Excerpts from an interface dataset
****************

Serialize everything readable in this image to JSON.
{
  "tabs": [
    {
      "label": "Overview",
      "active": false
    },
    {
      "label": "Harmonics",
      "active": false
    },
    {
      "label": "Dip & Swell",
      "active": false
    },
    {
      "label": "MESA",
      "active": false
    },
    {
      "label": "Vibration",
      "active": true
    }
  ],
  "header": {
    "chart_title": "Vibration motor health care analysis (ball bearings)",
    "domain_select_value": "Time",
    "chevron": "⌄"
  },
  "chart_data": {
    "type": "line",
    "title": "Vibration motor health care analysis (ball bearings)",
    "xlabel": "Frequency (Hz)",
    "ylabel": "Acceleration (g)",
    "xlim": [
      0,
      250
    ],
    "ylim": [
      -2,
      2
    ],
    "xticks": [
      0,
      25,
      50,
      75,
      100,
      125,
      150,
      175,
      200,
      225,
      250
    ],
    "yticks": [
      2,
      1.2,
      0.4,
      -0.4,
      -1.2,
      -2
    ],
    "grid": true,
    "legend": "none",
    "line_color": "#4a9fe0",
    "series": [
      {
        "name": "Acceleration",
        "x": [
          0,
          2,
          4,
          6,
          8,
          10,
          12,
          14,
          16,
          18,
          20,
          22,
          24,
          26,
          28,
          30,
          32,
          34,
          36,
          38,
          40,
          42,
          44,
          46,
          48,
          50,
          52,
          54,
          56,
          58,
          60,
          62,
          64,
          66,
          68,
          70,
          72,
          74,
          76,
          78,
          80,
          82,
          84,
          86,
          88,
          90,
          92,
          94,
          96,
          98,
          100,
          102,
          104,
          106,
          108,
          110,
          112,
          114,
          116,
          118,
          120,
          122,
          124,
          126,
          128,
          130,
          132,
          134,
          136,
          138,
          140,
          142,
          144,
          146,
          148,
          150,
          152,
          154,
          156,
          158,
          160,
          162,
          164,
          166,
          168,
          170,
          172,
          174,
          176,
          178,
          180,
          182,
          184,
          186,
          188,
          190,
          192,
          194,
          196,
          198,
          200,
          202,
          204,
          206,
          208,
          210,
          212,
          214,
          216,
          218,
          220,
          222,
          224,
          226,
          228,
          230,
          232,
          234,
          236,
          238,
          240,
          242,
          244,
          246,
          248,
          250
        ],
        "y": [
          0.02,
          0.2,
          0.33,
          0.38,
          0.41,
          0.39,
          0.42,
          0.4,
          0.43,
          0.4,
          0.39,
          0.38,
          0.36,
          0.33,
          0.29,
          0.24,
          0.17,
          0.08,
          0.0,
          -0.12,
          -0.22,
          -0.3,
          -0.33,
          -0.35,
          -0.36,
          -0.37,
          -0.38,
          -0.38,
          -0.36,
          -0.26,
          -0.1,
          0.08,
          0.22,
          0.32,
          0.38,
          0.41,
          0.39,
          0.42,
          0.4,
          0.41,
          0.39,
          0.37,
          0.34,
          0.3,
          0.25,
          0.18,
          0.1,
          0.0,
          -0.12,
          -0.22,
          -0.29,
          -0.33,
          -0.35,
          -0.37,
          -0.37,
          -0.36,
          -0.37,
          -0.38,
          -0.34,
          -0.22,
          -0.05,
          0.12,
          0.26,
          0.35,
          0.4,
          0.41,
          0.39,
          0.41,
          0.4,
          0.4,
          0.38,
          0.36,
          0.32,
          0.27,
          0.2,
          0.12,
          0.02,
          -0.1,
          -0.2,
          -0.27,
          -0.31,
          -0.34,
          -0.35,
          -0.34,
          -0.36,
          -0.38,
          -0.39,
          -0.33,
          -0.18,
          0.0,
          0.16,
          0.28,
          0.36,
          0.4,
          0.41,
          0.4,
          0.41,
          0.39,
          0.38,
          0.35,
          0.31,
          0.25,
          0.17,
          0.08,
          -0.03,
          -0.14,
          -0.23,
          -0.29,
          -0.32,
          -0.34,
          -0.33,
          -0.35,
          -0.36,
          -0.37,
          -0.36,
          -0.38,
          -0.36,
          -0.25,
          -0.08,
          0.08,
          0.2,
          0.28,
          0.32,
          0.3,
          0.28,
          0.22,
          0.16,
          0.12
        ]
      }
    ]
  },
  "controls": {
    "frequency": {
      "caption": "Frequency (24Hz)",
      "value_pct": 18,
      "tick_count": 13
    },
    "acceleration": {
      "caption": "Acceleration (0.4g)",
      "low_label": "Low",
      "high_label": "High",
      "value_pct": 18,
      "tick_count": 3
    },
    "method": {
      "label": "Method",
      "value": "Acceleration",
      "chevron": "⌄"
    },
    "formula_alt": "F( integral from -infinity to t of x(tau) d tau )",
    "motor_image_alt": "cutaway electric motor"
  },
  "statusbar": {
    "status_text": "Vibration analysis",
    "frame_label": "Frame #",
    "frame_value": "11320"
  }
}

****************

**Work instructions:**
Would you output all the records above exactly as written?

**Output of the exercise:**
Serialize everything readable in this image to JSON.
{
  "tabs": [
    {
      "label": "Overview",
      "active": false
    },
    {
      "label": "Harmonics",
      "active": false
    },
    {
      "label": "Dip & Swell",
      "active": false
    },
    {
      "label": "MESA",
      "active": false
    },
    {
      "label": "Vibration",
      "active": true
    }
  ],
  "header": {
    "chart_title": "Vibration motor health care analysis (ball bearings)",
    "domain_select_value": "Time",
    "chevron": "⌄"
  },
  "chart_data": {
    "type": "line",
    "title": "Vibration motor health care analysis (ball bearings)",
    "xlabel": "Frequency (Hz)",
    "ylabel": "Acceleration (g)",
    "xlim": [
      0,
      250
    ],
    "ylim": [
      -2,
      2
    ],
    "xticks": [
      0,
      25,
      50,
      75,
      100,
      125,
      150,
      175,
      200,
      225,
      250
    ],
    "yticks": [
      2,
      1.2,
      0.4,
      -0.4,
      -1.2,
      -2
    ],
    "grid": true,
    "legend": "none",
    "line_color": "#4a9fe0",
    "series": [
      {
        "name": "Acceleration",
        "x": [
          0,
          2,
          4,
          6,
          8,
          10,
          12,
          14,
          16,
          18,
          20,
          22,
          24,
          26,
          28,
          30,
          32,
          34,
          36,
          38,
          40,
          42,
          44,
          46,
          48,
          50,
          52,
          54,
          56,
          58,
          60,
          62,
          64,
          66,
          68,
          70,
          72,
          74,
          76,
          78,
          80,
          82,
          84,
          86,
          88,
          90,
          92,
          94,
          96,
          98,
          100,
          102,
          104,
          106,
          108,
          110,
          112,
          114,
          116,
          118,
          120,
          122,
          124,
          126,
          128,
          130,
          132,
          134,
          136,
          138,
          140,
          142,
          144,
          146,
          148,
          150,
          152,
          154,
          156,
          158,
          160,
          162,
          164,
          166,
          168,
          170,
          172,
          174,
          176,
          178,
          180,
          182,
          184,
          186,
          188,
          190,
          192,
          194,
          196,
          198,
          200,
          202,
          204,
          206,
          208,
          210,
          212,
          214,
          216,
          218,
          220,
          222,
          224,
          226,
          228,
          230,
          232,
          234,
          236,
          238,
          240,
          242,
          244,
          246,
          248,
          250
        ],
        "y": [
          0.02,
          0.2,
          0.33,
          0.38,
          0.41,
          0.39,
          0.42,
          0.4,
          0.43,
          0.4,
          0.39,
          0.38,
          0.36,
          0.33,
          0.29,
          0.24,
          0.17,
          0.08,
          0.0,
          -0.12,
          -0.22,
          -0.3,
          -0.33,
          -0.35,
          -0.36,
          -0.37,
          -0.38,
          -0.38,
          -0.36,
          -0.26,
          -0.1,
          0.08,
          0.22,
          0.32,
          0.38,
          0.41,
          0.39,
          0.42,
          0.4,
          0.41,
          0.39,
          0.37,
          0.34,
          0.3,
          0.25,
          0.18,
          0.1,
          0.0,
          -0.12,
          -0.22,
          -0.29,
          -0.33,
          -0.35,
          -0.37,
          -0.37,
          -0.36,
          -0.37,
          -0.38,
          -0.34,
          -0.22,
          -0.05,
          0.12,
          0.26,
          0.35,
          0.4,
          0.41,
          0.39,
          0.41,
          0.4,
          0.4,
          0.38,
          0.36,
          0.32,
          0.27,
          0.2,
          0.12,
          0.02,
          -0.1,
          -0.2,
          -0.27,
          -0.31,
          -0.34,
          -0.35,
          -0.34,
          -0.36,
          -0.38,
          -0.39,
          -0.33,
          -0.18,
          0.0,
          0.16,
          0.28,
          0.36,
          0.4,
          0.41,
          0.4,
          0.41,
          0.39,
          0.38,
          0.35,
          0.31,
          0.25,
          0.17,
          0.08,
          -0.03,
          -0.14,
          -0.23,
          -0.29,
          -0.32,
          -0.34,
          -0.33,
          -0.35,
          -0.36,
          -0.37,
          -0.36,
          -0.38,
          -0.36,
          -0.25,
          -0.08,
          0.08,
          0.2,
          0.28,
          0.32,
          0.3,
          0.28,
          0.22,
          0.16,
          0.12
        ]
      }
    ]
  },
  "controls": {
    "frequency": {
      "caption": "Frequency (24Hz)",
      "value_pct": 18,
      "tick_count": 13
    },
    "acceleration": {
      "caption": "Acceleration (0.4g)",
      "low_label": "Low",
      "high_label": "High",
      "value_pct": 18,
      "tick_count": 3
    },
    "method": {
      "label": "Method",
      "value": "Acceleration",
      "chevron": "⌄"
    },
    "formula_alt": "F( integral from -infinity to t of x(tau) d tau )",
    "motor_image_alt": "cutaway electric motor"
  },
  "statusbar": {
    "status_text": "Vibration analysis",
    "frame_label": "Frame #",
    "frame_value": "11320"
  }
}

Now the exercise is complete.